Barcelona is one of the most cosmopolitan cities in Europe. It’s a city that virtually has everything due to its privileged location on Spain’s north east coast.
When I say privileged I am speaking about the fact that it has sun, mountainous regions, sea and it’s just up the road from Andorra and France. Someone once told me that if they had all the money in the world they’d choose Barcelona to live in because of all these points I have just mentioned above and I must say he certainly has a point. Barcelona has so much going for it.
Getting to Barcelona these days has never been easier and the choice of transport is quite varied. There are two main low-cost airlines that fly here from most European cities and land at either El Prat, which is just outside Barcelona, or Girona airport, which is roughly an hour and a half away from Barcelona’s city centre.
So what are Barcelona’s hidden gems apart from its location? For a start, a stroll around The Barrio Gótico or Gothic Quarter, which is in the centre of the city, is amazing. Many of the buildings here date back from medieval times with some as far back as the Roman settlement here. The Barrio Gótico retains its labyrinth-like maze of streets, which are usually closed off to normal traffic just letting taxis and public service vehicles through. One of the most famous landmarks here is The Cathedral of Santa Eulalia, which was constructed throughout the 13th and 15th centuries on top of a Visiogothic church. It is dedicated to Eulalia of Barcelona a co-patron saint of the city. According to Catholic tradition Eulalia, who was a young virgin, suffered martydom during the Roman settlement in Barcelona.
The next hidden gem is another neighbourhood called El Raval, which belongs to the district of Ciutat Vella and next to the Gothic Quarter. This area of the city has undergone a major scrub-up campaign as it used to be quite infamous due to the crime and prostitution here. Now it’s an area where artists like to live along with its high immigrant population. You’ll also find numerous hip bars and nightclubs along with some fine restaurants. El Raval has two noteworthy landmarks – one of which is a favourite of mine – El Gat which is a large cat statue by Colombian sculptor Fernando Botero and can be found on La Rambla de Raval. The other attraction is La Boqueria Market – one of the best markets in Europe not just Spain. It has the freshest of fish and seafood on offer along with fine fruit and vegetables. It’s an experience in itself just to go into the market and have a look around. A word of warning though: keep your valuables close, as it’s usually full of pickpockets looking out for unwary awestruck tourists!
The last hidden gem I’ll mention is another neighbourhood in the Ciutat Vella district called Barceloneta.
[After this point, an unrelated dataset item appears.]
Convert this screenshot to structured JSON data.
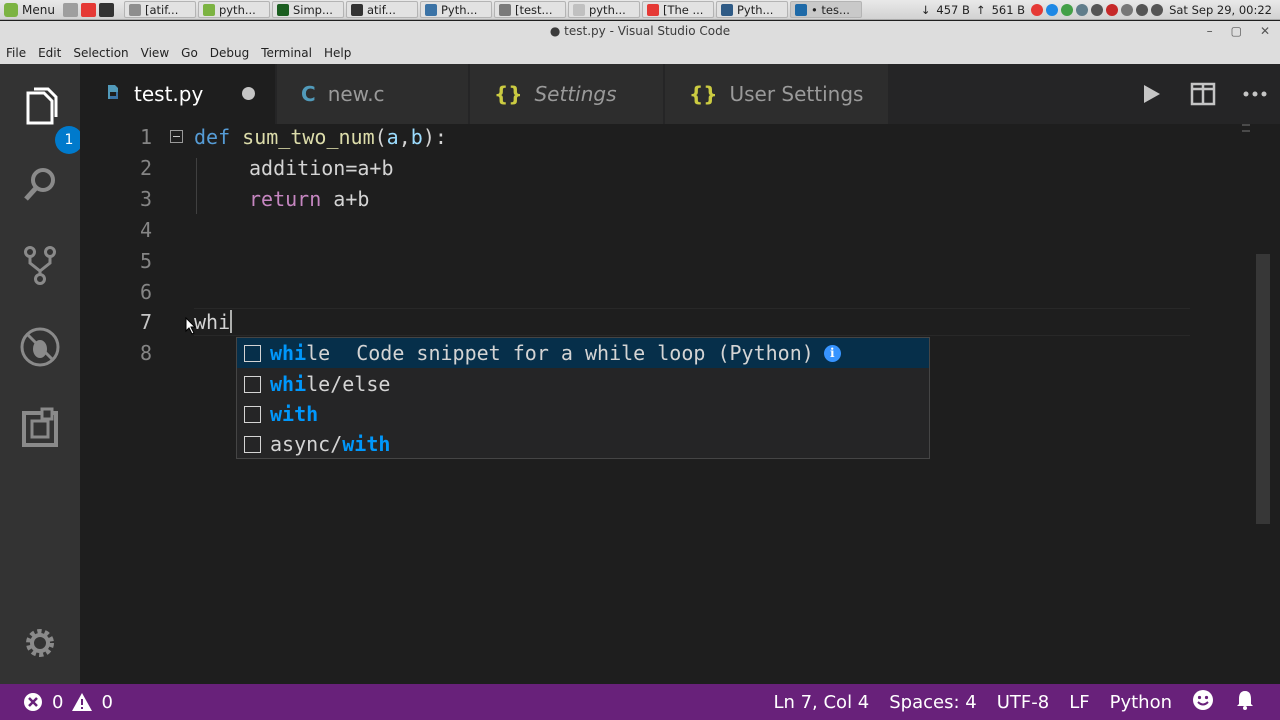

This area is known for its sandy beach and many pubs, bars and restaurants dotted along the boardwalk. This area was originally constructed for the residents of another neighbourhood called La Ribera who had been displaced by the construction of the Ciudadela of Barcelona by king Felipe V in 1714. One of the best places to go is without a doubt is a place called Can Paixano on Reina Cristina 7. It’s one of the most amazing places to sample the cheapest Cava in Barcelona along with an array of sandwiches you never knew existed! It’s basically a rowdy cava bar where the most expensive Can Paixano bottle is a little over 5EUR. Don’t expect a seat, as there aren’t any! If you go at lunchtime, you’ll be able to find some space to enjoy your drink – but if you go at night, expect the place to be jam-packed! A firm favourite with the many English teachers who either reside in Barcelona on a permanent basis or who are just passing through. Amazing.